Methods of medical drug delivery are reaching science fiction levels. For instance, some of today’s pills can text medical professionals to tell them that their patients have taken their medicine. Also, women now can have a wireless chip implanted in them for contraception.
Take Two of These and Text Me in the Morning
According to the United States Department of Health and Human Services, five out of six Americans aged 65 and older take at least one medication daily, and almost half take three or more. With so many prescriptions to remember, these patients sometimes forget to take their medicine. Pills that use texting to notify medical personnel that they have been taken can save lives.

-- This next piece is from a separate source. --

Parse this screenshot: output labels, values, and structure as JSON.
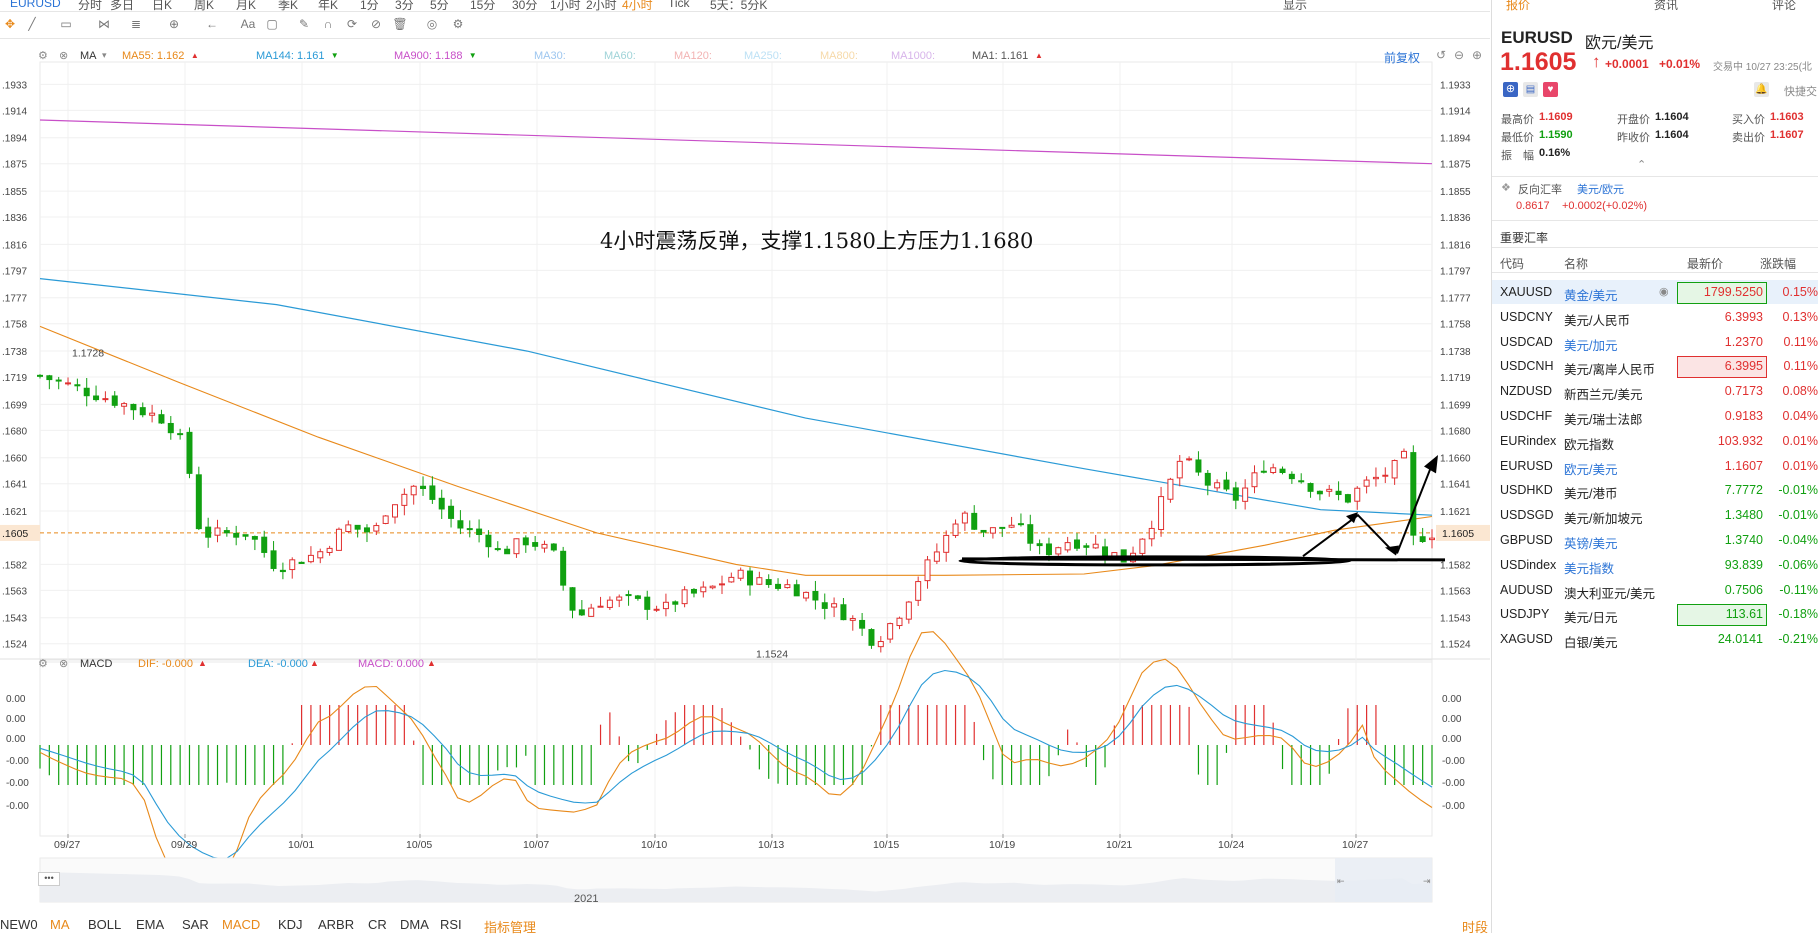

How is the text sent? Enter Proteus. No, not the sea god from Greek mythology or the microscopic submarine in the film Fantastic Voyage. This tiny sensor can be embedded in pills and then swallowed. Developed by Proteus Digital Health, the sensor is activated and powered by the hydrochloric acid, potassium chloride, and sodium chloride that form stomach acid (Fig. 1).

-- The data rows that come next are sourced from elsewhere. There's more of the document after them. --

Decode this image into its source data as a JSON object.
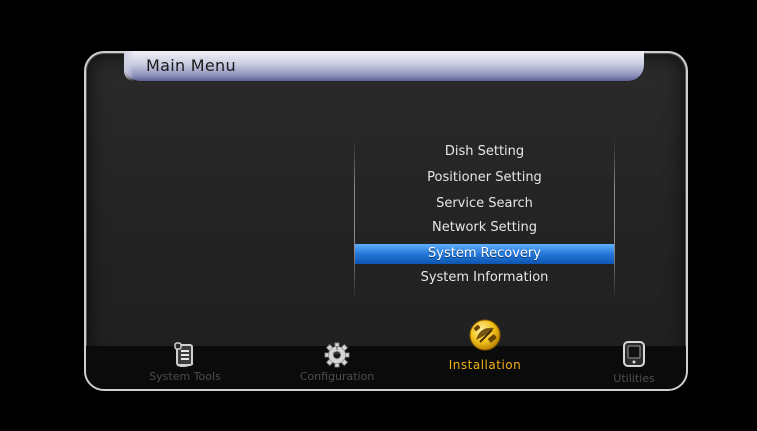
{
  "header": {
    "title": "Main Menu"
  },
  "submenu": {
    "items": [
      {
        "label": "Dish Setting",
        "selected": false
      },
      {
        "label": "Positioner Setting",
        "selected": false
      },
      {
        "label": "Service Search",
        "selected": false
      },
      {
        "label": "Network Setting",
        "selected": false
      },
      {
        "label": "System Recovery",
        "selected": true
      },
      {
        "label": "System Information",
        "selected": false
      }
    ]
  },
  "tabs": [
    {
      "label": "System Tools",
      "icon": "notepad-icon",
      "active": false
    },
    {
      "label": "Configuration",
      "icon": "gear-icon",
      "active": false
    },
    {
      "label": "Installation",
      "icon": "satellite-icon",
      "active": true
    },
    {
      "label": "Utilities",
      "icon": "tablet-icon",
      "active": false
    }
  ],
  "colors": {
    "selection": "#2477d8",
    "active_tab_label": "#f0b114",
    "inactive_tab_label": "#4d4d4d",
    "menu_text": "#e6e6e6"
  }
}
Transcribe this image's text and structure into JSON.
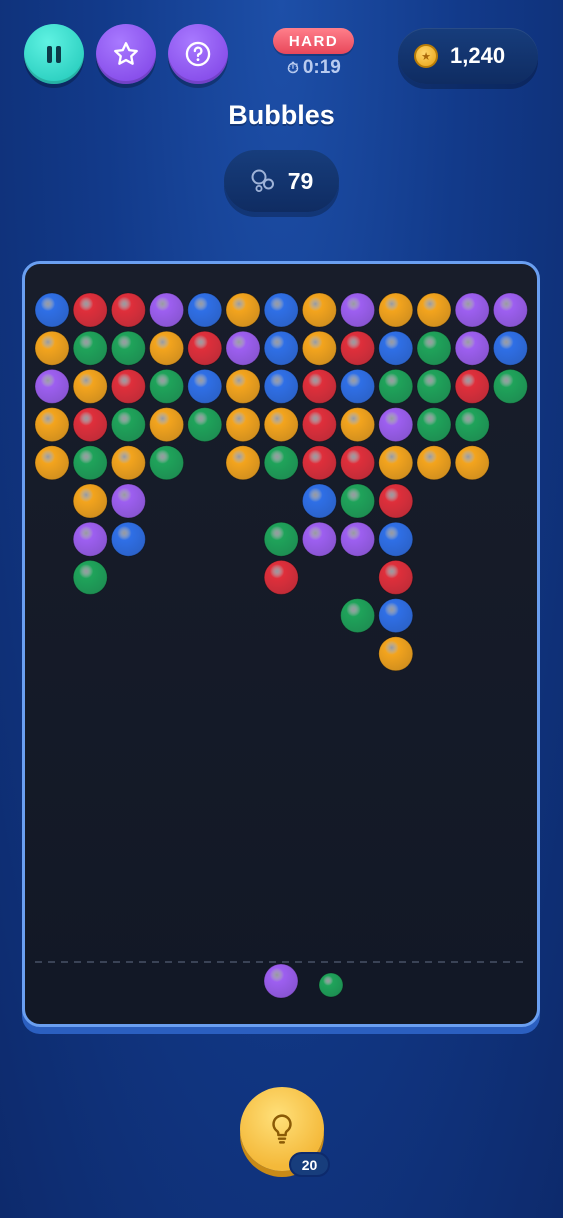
{
  "header": {
    "buttons": [
      {
        "name": "pause",
        "icon": "pause-icon"
      },
      {
        "name": "star",
        "icon": "star-icon"
      },
      {
        "name": "help",
        "icon": "question-icon"
      }
    ],
    "difficulty": "HARD",
    "timer": "0:19",
    "coins": "1,240"
  },
  "game": {
    "title": "Bubbles",
    "bubbles_remaining": "79",
    "colors": {
      "blue": "#2f6fe6",
      "red": "#df2f3b",
      "purple": "#9d5ff0",
      "orange": "#f3a41d",
      "green": "#1fa35a"
    },
    "grid": [
      [
        "blue",
        "red",
        "red",
        "purple",
        "blue",
        "orange",
        "blue",
        "orange",
        "purple",
        "orange",
        "orange",
        "purple",
        "purple"
      ],
      [
        "orange",
        "green",
        "green",
        "orange",
        "red",
        "purple",
        "blue",
        "orange",
        "red",
        "blue",
        "green",
        "purple",
        "blue"
      ],
      [
        "purple",
        "orange",
        "red",
        "green",
        "blue",
        "orange",
        "blue",
        "red",
        "blue",
        "green",
        "green",
        "red",
        "green"
      ],
      [
        "orange",
        "red",
        "green",
        "orange",
        "green",
        "orange",
        "orange",
        "red",
        "orange",
        "purple",
        "green",
        "green",
        null
      ],
      [
        "orange",
        "green",
        "orange",
        "green",
        null,
        "orange",
        "green",
        "red",
        "red",
        "orange",
        "orange",
        "orange",
        null
      ],
      [
        null,
        "orange",
        "purple",
        null,
        null,
        null,
        null,
        "blue",
        "green",
        "red",
        null,
        null,
        null
      ],
      [
        null,
        "purple",
        "blue",
        null,
        null,
        null,
        "green",
        "purple",
        "purple",
        "blue",
        null,
        null,
        null
      ],
      [
        null,
        "green",
        null,
        null,
        null,
        null,
        "red",
        null,
        null,
        "red",
        null,
        null,
        null
      ],
      [
        null,
        null,
        null,
        null,
        null,
        null,
        null,
        null,
        "green",
        "blue",
        null,
        null,
        null
      ],
      [
        null,
        null,
        null,
        null,
        null,
        null,
        null,
        null,
        null,
        "orange",
        null,
        null,
        null
      ]
    ],
    "shooter_color": "purple",
    "next_color": "green"
  },
  "hint": {
    "icon": "lightbulb-icon",
    "count": "20"
  }
}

When certain dissimilar elements are immersed or embedded in an ionic solution, they create power. Proteus Digital Health has taken two fundamental and required dietary elements, copper and magnesium, and embedded them in a tiny sensor that is less than 1 mm square.
After the pill is ingested, the stomach acid acts as the ionic fluid. This creates sufficient power for the sensor to link with and communicate to an adhesive patch worn by the patient.
The patch communicates all the patient’s data to a server that then can be accessed by phone, tablet, or PC by medical professionals or designated members of the patient’s family. The data will include a description of the medicine taken, the dosage, and what batch it was issued from.
The system also can analyze what effects the medicine is having—or, in some cases, not having—whether it’s been prescribed at the right dosage, or if it simply isn’t working. This information can be crucial for people who have cardiac conditions or diabetes, significantly reducing healthcare costs and possibly saving lives.
Getting Turned On
The Massachusetts Institute of Technology has created a computerized contraceptive chip that can be implanted below the skin. Women can wirelessly activate it or deactivate it for up to 16 years, giving them convenient control over when they attempt to conceive.
About the size of a thumbnail, the chip releases a small dose of the hormone levonorgestrel, which is commonly used as an oral contraception. The levonorgestrel is held within the device in minute compartments and kept in place by a thin platinum and titanium seal. A small electrical charge melts the seal to release a 30-µg dose into the woman’s body automatically and daily unless the chip is deactivated (Fig. 2).
While this on-off facility is very convenient, it does raise concerns about system security, i.e., could somebody else turn the system off? Could it become a target for hacking pranksters?
Not surprisingly, the developers insist the system is secure thanks to its algorithms and data encryption. Also, communication has to occur at skin level, further preventing inadvertent or pernicious interference.
But how reliable will the device be in mechanical terms? Currently, no studies can emulate what 16 years of being housed in the human body might do to the chip. Plus, 16 years equals 5840 daily doses of levonorgestrel, and that’s a lot of operations that have to consistently and accurately maintain 30-µg doses.